After Sandra Lim
I tell myself that I am too afraid.
I wonder, skeptical. Am I?
To be fearless is unwise in this world.
But I am. I fear:
a. My own heart
c. Untimely death
d. Everything else
It has not controlled me in previous disasters. Fear is but the legend and compass for this appalling map.
If I am to become fearless, I must argue the disgraceful. Thus, I argue.
When I was a child, I was filled with more fear than I am now.
Phobias whose names were then beyond reach
And beyond reach still, for most.
How was I to know, though?
And its existence beyond lust?
How was I to know that sex
Is also a form of love?
Formerly known as Frightened Girl, I now present Angry Woman.
Angry Woman knows that, behind her in time,
They are teaching Frightened Girl all the wrong things.
I do not deny the existence of Frightened Girl within me,

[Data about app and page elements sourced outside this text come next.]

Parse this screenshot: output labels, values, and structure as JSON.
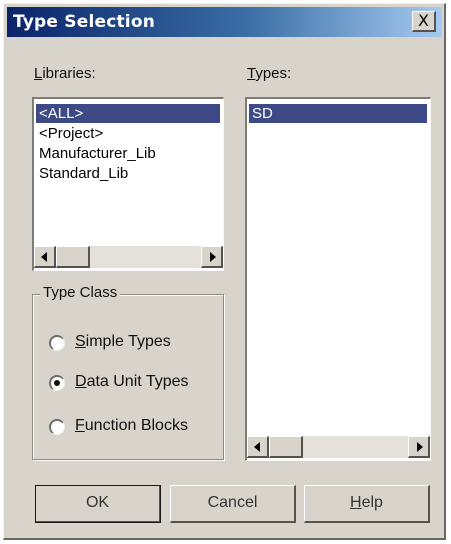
{
  "window": {
    "title": "Type Selection",
    "close_glyph": "X"
  },
  "libraries": {
    "label_prefix": "",
    "label_accel": "L",
    "label_rest": "ibraries:",
    "items": [
      "<ALL>",
      "<Project>",
      "Manufacturer_Lib",
      "Standard_Lib"
    ],
    "selected_index": 0
  },
  "types": {
    "label_accel": "T",
    "label_rest": "ypes:",
    "items": [
      "SD"
    ],
    "selected_index": 0
  },
  "type_class": {
    "legend": "Type Class",
    "options": [
      {
        "accel": "S",
        "rest": "imple Types",
        "checked": false
      },
      {
        "accel": "D",
        "rest": "ata Unit Types",
        "checked": true
      },
      {
        "accel": "F",
        "rest": "unction Blocks",
        "checked": false
      }
    ]
  },
  "buttons": {
    "ok": "OK",
    "cancel": "Cancel",
    "help_accel": "H",
    "help_rest": "elp"
  },
  "icons": {
    "close": "close-icon",
    "scroll_left": "arrow-left-icon",
    "scroll_right": "arrow-right-icon"
  }
}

And I vow not to leave her, because as soon as Angry Woman shook free,
She saw the same heavy chains clamped around the child’s wrists.
If you say the same words to me now, I may still bristle and seethe.
Writhing in the turbulence of youth, somewhere between Frightened Girl and Angry Woman,
I concluded from the unsubtle world that to be Woman was to vie for the attention of men.
This begat the era of Not Quite Girl—drab coats, grey walls, disdain for skirts and girls who wore them.
Angry Woman of peonies and knee-high boots, Angry Woman of lace bralettes, knows that,
Behind her in time, Not Quite Girl would curl her lip.
This does not bother me, as it would not be so had they taught Frightened Girl the right things.
Had Frightened Girl been convinced of completeness and not lack, perhaps she would have been Some Other Kind of Girl.
I am not afraid, I correct myself. Rather, I brim with rage.
Let my anger ignite transformation.
Let it set ablaze the structures that permit the creation of Frightened Girls and necessitate the creation of Angry Women.